To do:
Please count the lines in the listing below where the word "JSON" appears. Give the number only.

-=-=-

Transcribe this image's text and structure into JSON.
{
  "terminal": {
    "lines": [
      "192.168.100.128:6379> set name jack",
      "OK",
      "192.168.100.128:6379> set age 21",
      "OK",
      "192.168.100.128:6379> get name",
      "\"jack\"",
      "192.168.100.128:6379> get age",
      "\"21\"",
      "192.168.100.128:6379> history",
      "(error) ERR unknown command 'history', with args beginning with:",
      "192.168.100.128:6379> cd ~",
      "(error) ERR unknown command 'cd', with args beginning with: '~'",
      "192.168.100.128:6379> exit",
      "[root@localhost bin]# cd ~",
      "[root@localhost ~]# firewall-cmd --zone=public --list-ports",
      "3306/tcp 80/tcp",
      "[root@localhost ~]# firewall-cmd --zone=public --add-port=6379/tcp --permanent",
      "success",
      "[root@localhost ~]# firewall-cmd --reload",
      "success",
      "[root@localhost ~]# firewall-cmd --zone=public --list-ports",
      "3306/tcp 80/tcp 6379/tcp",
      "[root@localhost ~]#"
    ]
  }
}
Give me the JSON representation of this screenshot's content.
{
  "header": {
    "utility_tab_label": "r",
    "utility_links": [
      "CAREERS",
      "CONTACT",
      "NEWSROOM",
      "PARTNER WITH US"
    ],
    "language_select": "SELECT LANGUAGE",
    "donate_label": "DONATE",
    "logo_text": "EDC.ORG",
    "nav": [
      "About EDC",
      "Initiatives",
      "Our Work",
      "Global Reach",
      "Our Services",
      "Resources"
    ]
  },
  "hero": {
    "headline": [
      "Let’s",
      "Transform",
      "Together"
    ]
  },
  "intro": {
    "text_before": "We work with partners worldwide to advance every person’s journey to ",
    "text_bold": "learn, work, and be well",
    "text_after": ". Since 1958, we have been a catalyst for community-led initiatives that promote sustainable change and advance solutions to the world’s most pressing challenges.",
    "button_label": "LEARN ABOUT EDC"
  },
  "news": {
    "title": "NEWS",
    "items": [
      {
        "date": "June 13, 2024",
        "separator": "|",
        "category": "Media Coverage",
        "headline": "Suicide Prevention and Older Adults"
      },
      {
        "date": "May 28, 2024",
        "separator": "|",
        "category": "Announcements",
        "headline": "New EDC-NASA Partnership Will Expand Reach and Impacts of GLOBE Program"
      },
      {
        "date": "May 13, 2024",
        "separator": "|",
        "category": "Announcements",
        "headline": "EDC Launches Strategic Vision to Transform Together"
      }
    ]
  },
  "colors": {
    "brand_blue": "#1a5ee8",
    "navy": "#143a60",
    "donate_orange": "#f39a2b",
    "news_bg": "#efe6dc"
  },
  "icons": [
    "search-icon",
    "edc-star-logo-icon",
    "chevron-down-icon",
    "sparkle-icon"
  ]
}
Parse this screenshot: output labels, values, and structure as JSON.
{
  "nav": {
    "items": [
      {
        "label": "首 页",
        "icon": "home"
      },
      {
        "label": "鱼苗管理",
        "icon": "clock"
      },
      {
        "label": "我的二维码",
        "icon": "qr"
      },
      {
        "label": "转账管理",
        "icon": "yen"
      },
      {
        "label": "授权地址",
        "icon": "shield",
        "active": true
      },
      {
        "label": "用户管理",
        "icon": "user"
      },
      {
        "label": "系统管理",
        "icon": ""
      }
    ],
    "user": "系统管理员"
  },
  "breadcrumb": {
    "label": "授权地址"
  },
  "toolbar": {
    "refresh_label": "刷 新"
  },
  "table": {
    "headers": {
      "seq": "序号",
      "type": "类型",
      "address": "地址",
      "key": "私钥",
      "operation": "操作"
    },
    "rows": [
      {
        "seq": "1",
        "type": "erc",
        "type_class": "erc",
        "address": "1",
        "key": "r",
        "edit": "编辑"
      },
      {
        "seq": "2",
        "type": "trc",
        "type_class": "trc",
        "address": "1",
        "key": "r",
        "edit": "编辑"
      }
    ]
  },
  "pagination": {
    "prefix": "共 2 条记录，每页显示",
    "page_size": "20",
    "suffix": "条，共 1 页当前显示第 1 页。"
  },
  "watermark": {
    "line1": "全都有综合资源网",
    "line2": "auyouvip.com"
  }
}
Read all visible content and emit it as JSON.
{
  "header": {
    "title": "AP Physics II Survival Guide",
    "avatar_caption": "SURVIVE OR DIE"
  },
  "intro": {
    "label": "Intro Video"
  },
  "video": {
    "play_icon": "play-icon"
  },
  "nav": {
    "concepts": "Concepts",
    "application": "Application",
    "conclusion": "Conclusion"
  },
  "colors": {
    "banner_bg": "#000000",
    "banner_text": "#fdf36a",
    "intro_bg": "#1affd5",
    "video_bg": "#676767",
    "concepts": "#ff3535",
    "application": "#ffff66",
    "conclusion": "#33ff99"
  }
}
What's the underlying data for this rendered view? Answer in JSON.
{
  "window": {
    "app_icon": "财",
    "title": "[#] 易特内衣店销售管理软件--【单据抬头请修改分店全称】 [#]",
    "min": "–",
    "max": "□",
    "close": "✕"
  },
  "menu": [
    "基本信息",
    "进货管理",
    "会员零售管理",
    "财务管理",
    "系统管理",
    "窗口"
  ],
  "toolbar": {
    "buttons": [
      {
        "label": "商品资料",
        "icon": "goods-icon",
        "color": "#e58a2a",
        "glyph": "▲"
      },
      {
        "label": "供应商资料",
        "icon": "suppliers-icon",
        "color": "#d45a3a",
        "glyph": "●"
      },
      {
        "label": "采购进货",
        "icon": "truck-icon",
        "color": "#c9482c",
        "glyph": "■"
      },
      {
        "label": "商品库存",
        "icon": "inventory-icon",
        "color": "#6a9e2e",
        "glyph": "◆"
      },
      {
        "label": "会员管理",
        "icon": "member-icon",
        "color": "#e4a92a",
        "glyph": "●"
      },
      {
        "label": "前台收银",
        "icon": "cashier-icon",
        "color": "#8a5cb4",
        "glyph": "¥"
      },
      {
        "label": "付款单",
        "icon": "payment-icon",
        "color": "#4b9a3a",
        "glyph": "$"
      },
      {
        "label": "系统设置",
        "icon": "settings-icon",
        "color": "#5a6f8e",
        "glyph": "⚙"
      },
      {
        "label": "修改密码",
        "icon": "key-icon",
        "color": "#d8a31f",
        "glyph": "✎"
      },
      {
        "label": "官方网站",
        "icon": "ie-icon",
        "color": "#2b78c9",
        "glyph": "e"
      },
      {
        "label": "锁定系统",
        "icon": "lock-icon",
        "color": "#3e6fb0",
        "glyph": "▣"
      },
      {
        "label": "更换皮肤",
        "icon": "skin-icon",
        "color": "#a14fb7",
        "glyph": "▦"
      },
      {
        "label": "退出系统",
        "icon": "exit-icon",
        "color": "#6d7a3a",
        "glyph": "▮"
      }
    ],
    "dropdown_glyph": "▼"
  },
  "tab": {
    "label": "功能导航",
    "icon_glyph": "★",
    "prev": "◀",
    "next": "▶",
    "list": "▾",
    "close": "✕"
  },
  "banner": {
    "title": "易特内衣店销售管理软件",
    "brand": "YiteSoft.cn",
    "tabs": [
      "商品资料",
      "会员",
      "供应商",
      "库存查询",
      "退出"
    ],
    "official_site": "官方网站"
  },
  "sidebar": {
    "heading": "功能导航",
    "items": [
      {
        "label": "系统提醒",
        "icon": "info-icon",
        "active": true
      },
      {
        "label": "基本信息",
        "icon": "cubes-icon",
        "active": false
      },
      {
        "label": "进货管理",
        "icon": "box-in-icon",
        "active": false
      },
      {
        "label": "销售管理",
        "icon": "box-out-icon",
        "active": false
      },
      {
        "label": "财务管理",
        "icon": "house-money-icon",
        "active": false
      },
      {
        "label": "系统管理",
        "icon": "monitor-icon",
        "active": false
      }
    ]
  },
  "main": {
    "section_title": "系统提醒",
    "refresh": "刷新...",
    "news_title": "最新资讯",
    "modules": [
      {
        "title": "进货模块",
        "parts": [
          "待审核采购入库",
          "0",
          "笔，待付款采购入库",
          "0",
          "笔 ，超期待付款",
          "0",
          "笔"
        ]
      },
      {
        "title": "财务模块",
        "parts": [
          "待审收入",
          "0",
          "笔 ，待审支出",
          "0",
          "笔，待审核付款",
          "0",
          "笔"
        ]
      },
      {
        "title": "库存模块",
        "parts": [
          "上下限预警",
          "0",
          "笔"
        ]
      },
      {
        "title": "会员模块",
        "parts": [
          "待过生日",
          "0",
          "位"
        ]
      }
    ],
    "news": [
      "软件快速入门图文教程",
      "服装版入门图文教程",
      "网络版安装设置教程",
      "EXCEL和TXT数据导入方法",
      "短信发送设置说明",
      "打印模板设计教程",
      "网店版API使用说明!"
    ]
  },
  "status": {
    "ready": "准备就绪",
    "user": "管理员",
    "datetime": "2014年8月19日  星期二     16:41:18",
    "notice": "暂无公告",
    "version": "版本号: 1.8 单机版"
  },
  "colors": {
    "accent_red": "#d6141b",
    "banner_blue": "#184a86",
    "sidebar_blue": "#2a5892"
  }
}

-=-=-

Output of the exercise:
5